• **Supplied information**
_ _ _ _ _

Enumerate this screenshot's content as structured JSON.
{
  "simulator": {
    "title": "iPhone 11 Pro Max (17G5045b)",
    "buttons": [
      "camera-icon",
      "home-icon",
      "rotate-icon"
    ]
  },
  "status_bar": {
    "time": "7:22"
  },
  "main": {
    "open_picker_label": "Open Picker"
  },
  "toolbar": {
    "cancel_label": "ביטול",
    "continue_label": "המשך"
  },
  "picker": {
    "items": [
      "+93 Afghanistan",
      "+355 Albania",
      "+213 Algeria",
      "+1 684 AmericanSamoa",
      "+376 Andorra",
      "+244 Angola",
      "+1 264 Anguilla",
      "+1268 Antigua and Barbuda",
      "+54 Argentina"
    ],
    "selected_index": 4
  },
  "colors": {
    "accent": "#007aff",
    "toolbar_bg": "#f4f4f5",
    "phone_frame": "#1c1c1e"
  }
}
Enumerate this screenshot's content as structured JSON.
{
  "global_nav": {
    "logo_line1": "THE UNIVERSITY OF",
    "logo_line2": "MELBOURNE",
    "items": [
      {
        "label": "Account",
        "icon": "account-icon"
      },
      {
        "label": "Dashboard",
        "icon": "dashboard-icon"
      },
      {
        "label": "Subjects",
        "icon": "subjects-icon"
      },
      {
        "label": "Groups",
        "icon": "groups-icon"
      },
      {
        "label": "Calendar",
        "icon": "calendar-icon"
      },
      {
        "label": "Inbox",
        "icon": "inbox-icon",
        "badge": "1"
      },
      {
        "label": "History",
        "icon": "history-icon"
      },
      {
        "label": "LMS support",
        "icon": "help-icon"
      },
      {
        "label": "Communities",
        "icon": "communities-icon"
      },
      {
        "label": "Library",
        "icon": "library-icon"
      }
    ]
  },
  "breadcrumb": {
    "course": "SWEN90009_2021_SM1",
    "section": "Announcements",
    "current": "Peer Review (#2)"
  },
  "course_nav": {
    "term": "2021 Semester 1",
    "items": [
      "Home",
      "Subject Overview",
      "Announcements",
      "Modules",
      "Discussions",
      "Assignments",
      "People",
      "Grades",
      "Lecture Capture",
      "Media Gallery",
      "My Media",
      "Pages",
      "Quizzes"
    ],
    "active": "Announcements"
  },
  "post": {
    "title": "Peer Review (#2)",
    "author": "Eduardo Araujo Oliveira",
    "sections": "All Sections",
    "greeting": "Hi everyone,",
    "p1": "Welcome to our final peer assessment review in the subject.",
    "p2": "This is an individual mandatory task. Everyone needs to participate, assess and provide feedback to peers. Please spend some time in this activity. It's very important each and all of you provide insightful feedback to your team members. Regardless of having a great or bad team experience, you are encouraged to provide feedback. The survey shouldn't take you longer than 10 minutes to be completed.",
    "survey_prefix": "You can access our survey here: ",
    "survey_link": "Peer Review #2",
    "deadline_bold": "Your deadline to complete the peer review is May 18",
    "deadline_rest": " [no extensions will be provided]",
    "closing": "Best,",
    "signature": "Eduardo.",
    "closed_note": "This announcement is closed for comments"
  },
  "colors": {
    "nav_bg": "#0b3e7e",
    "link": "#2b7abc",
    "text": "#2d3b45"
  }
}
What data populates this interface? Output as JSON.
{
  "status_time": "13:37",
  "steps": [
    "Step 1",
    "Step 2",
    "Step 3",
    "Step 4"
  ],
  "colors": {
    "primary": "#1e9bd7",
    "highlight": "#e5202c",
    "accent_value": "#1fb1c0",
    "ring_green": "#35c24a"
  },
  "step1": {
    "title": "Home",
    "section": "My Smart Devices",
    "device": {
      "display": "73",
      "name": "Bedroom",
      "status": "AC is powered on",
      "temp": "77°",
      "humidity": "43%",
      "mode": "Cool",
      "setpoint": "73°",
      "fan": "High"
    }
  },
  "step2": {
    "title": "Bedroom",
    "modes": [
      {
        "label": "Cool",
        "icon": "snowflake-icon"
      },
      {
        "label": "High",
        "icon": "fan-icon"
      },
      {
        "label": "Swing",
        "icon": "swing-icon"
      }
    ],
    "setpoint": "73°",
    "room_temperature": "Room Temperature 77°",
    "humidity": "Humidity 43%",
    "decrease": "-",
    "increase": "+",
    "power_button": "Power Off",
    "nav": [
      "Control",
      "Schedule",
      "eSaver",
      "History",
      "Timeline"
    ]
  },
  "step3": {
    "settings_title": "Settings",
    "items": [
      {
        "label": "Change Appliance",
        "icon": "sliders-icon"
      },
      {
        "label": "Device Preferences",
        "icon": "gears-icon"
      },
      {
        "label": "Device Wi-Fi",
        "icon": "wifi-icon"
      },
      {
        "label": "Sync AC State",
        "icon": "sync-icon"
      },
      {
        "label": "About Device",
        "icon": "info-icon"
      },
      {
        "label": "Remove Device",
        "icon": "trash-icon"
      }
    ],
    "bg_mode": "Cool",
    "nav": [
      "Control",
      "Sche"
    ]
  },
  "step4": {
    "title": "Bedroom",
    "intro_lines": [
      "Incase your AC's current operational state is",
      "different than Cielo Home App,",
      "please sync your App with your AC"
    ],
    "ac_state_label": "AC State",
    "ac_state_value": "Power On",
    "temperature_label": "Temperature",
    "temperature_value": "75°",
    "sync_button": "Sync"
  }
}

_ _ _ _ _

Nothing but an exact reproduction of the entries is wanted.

• **Answer for the task**
Enumerate this screenshot's content as structured JSON.
{
  "simulator": {
    "title": "iPhone 11 Pro Max (17G5045b)",
    "buttons": [
      "camera-icon",
      "home-icon",
      "rotate-icon"
    ]
  },
  "status_bar": {
    "time": "7:22"
  },
  "main": {
    "open_picker_label": "Open Picker"
  },
  "toolbar": {
    "cancel_label": "ביטול",
    "continue_label": "המשך"
  },
  "picker": {
    "items": [
      "+93 Afghanistan",
      "+355 Albania",
      "+213 Algeria",
      "+1 684 AmericanSamoa",
      "+376 Andorra",
      "+244 Angola",
      "+1 264 Anguilla",
      "+1268 Antigua and Barbuda",
      "+54 Argentina"
    ],
    "selected_index": 4
  },
  "colors": {
    "accent": "#007aff",
    "toolbar_bg": "#f4f4f5",
    "phone_frame": "#1c1c1e"
  }
}
Enumerate this screenshot's content as structured JSON.
{
  "global_nav": {
    "logo_line1": "THE UNIVERSITY OF",
    "logo_line2": "MELBOURNE",
    "items": [
      {
        "label": "Account",
        "icon": "account-icon"
      },
      {
        "label": "Dashboard",
        "icon": "dashboard-icon"
      },
      {
        "label": "Subjects",
        "icon": "subjects-icon"
      },
      {
        "label": "Groups",
        "icon": "groups-icon"
      },
      {
        "label": "Calendar",
        "icon": "calendar-icon"
      },
      {
        "label": "Inbox",
        "icon": "inbox-icon",
        "badge": "1"
      },
      {
        "label": "History",
        "icon": "history-icon"
      },
      {
        "label": "LMS support",
        "icon": "help-icon"
      },
      {
        "label": "Communities",
        "icon": "communities-icon"
      },
      {
        "label": "Library",
        "icon": "library-icon"
      }
    ]
  },
  "breadcrumb": {
    "course": "SWEN90009_2021_SM1",
    "section": "Announcements",
    "current": "Peer Review (#2)"
  },
  "course_nav": {
    "term": "2021 Semester 1",
    "items": [
      "Home",
      "Subject Overview",
      "Announcements",
      "Modules",
      "Discussions",
      "Assignments",
      "People",
      "Grades",
      "Lecture Capture",
      "Media Gallery",
      "My Media",
      "Pages",
      "Quizzes"
    ],
    "active": "Announcements"
  },
  "post": {
    "title": "Peer Review (#2)",
    "author": "Eduardo Araujo Oliveira",
    "sections": "All Sections",
    "greeting": "Hi everyone,",
    "p1": "Welcome to our final peer assessment review in the subject.",
    "p2": "This is an individual mandatory task. Everyone needs to participate, assess and provide feedback to peers. Please spend some time in this activity. It's very important each and all of you provide insightful feedback to your team members. Regardless of having a great or bad team experience, you are encouraged to provide feedback. The survey shouldn't take you longer than 10 minutes to be completed.",
    "survey_prefix": "You can access our survey here: ",
    "survey_link": "Peer Review #2",
    "deadline_bold": "Your deadline to complete the peer review is May 18",
    "deadline_rest": " [no extensions will be provided]",
    "closing": "Best,",
    "signature": "Eduardo.",
    "closed_note": "This announcement is closed for comments"
  },
  "colors": {
    "nav_bg": "#0b3e7e",
    "link": "#2b7abc",
    "text": "#2d3b45"
  }
}
What data populates this interface? Output as JSON.
{
  "status_time": "13:37",
  "steps": [
    "Step 1",
    "Step 2",
    "Step 3",
    "Step 4"
  ],
  "colors": {
    "primary": "#1e9bd7",
    "highlight": "#e5202c",
    "accent_value": "#1fb1c0",
    "ring_green": "#35c24a"
  },
  "step1": {
    "title": "Home",
    "section": "My Smart Devices",
    "device": {
      "display": "73",
      "name": "Bedroom",
      "status": "AC is powered on",
      "temp": "77°",
      "humidity": "43%",
      "mode": "Cool",
      "setpoint": "73°",
      "fan": "High"
    }
  },
  "step2": {
    "title": "Bedroom",
    "modes": [
      {
        "label": "Cool",
        "icon": "snowflake-icon"
      },
      {
        "label": "High",
        "icon": "fan-icon"
      },
      {
        "label": "Swing",
        "icon": "swing-icon"
      }
    ],
    "setpoint": "73°",
    "room_temperature": "Room Temperature 77°",
    "humidity": "Humidity 43%",
    "decrease": "-",
    "increase": "+",
    "power_button": "Power Off",
    "nav": [
      "Control",
      "Schedule",
      "eSaver",
      "History",
      "Timeline"
    ]
  },
  "step3": {
    "settings_title": "Settings",
    "items": [
      {
        "label": "Change Appliance",
        "icon": "sliders-icon"
      },
      {
        "label": "Device Preferences",
        "icon": "gears-icon"
      },
      {
        "label": "Device Wi-Fi",
        "icon": "wifi-icon"
      },
      {
        "label": "Sync AC State",
        "icon": "sync-icon"
      },
      {
        "label": "About Device",
        "icon": "info-icon"
      },
      {
        "label": "Remove Device",
        "icon": "trash-icon"
      }
    ],
    "bg_mode": "Cool",
    "nav": [
      "Control",
      "Sche"
    ]
  },
  "step4": {
    "title": "Bedroom",
    "intro_lines": [
      "Incase your AC's current operational state is",
      "different than Cielo Home App,",
      "please sync your App with your AC"
    ],
    "ac_state_label": "AC State",
    "ac_state_value": "Power On",
    "temperature_label": "Temperature",
    "temperature_value": "75°",
    "sync_button": "Sync"
  }
}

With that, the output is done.